Why Graduate School?
Graduate level work is not a prerequisite for employment after a B.A. in psychology. Many employment areas exist for the psychology program graduate; however, graduate schooling is recommended and even required for employment in many areas of psychology.
Counseling and clinical psychology graduate programs prepare students to become therapists, able to practice in many different settings. These psychologists require graduate training to prepare them for the specific abilities a therapist needs. States with licensing laws require psychologists to have some graduate work experience.
Psychologists who teach and/or conduct research at a university or college setting are expected to have obtained a graduate degree, usually a doctorate., although some schools employ M.A. level teaching psychologists. Research institutes and companies expect their employees to have the additional research methodology and statistical expertise graduate school supplies. Thus, graduate school serves as a pre-requisite for many vocational areas within psychology.

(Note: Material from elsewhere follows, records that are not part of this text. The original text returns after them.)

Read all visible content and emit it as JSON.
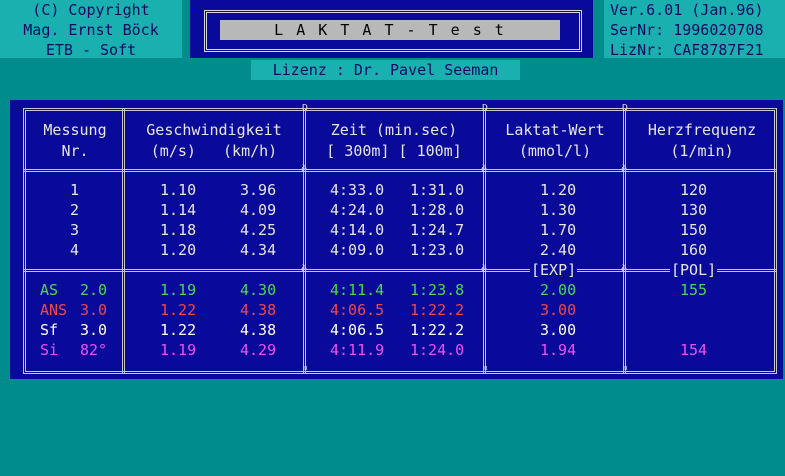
{
  "copyright": {
    "line1": "(C) Copyright",
    "line2": "Mag. Ernst Böck",
    "line3": "ETB - Soft"
  },
  "version": {
    "ver": "Ver.6.01 (Jan.96)",
    "sernr": "SerNr: 1996020708",
    "liznr": "LizNr: CAF8787F21"
  },
  "title": "L A K T A T  -  T e s t",
  "license": "Lizenz : Dr. Pavel Seeman",
  "headers": {
    "col1_line1": "Messung",
    "col1_line2": "Nr.",
    "col2_line1": "Geschwindigkeit",
    "col2_line2": "(m/s)   (km/h)",
    "col3_line1": "Zeit (min.sec)",
    "col3_line2": "[ 300m] [ 100m]",
    "col4_line1": "Laktat-Wert",
    "col4_line2": "(mmol/l)",
    "col5_line1": "Herzfrequenz",
    "col5_line2": "(1/min)"
  },
  "rows": [
    {
      "nr": "1",
      "ms": "1.10",
      "kmh": "3.96",
      "t300": "4:33.0",
      "t100": "1:31.0",
      "laktat": "1.20",
      "hf": "120"
    },
    {
      "nr": "2",
      "ms": "1.14",
      "kmh": "4.09",
      "t300": "4:24.0",
      "t100": "1:28.0",
      "laktat": "1.30",
      "hf": "130"
    },
    {
      "nr": "3",
      "ms": "1.18",
      "kmh": "4.25",
      "t300": "4:14.0",
      "t100": "1:24.7",
      "laktat": "1.70",
      "hf": "150"
    },
    {
      "nr": "4",
      "ms": "1.20",
      "kmh": "4.34",
      "t300": "4:09.0",
      "t100": "1:23.0",
      "laktat": "2.40",
      "hf": "160"
    }
  ],
  "divider_labels": {
    "exp": "[EXP]",
    "pol": "[POL]"
  },
  "results": [
    {
      "label": "AS",
      "val": "2.0",
      "ms": "1.19",
      "kmh": "4.30",
      "t300": "4:11.4",
      "t100": "1:23.8",
      "laktat": "2.00",
      "hf": "155"
    },
    {
      "label": "ANS",
      "val": "3.0",
      "ms": "1.22",
      "kmh": "4.38",
      "t300": "4:06.5",
      "t100": "1:22.2",
      "laktat": "3.00",
      "hf": ""
    },
    {
      "label": "Sf",
      "val": "3.0",
      "ms": "1.22",
      "kmh": "4.38",
      "t300": "4:06.5",
      "t100": "1:22.2",
      "laktat": "3.00",
      "hf": ""
    },
    {
      "label": "Si",
      "val": "82°",
      "ms": "1.19",
      "kmh": "4.29",
      "t300": "4:11.9",
      "t100": "1:24.0",
      "laktat": "1.94",
      "hf": "154"
    }
  ],
  "colors": {
    "background": "#008c8c",
    "panel": "#0a0a9a",
    "as": "#4cd84c",
    "ans": "#f04848",
    "sf": "#ffffff",
    "si": "#f050f0"
  }
}
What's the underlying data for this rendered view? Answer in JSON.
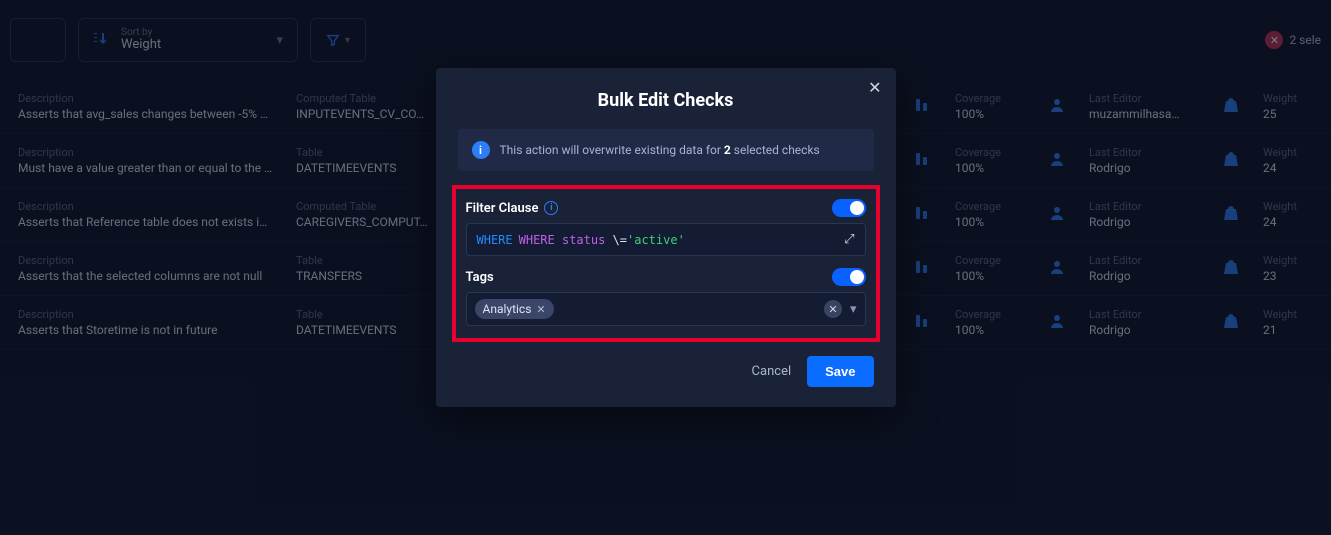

Employment opportunities appear to be very positive for many areas of psychology. Therapeutic service delivery areas continue to expand nationwide, with a great need for psychologists in rural and some suburban areas of the U.S.. Research opportunities continue to increase and a projected increase in openings at colleges and universities will make available many positions for psychologists interested in teaching and research. While some areas are more open to new psychologists, employment can be found in most areas of psychology.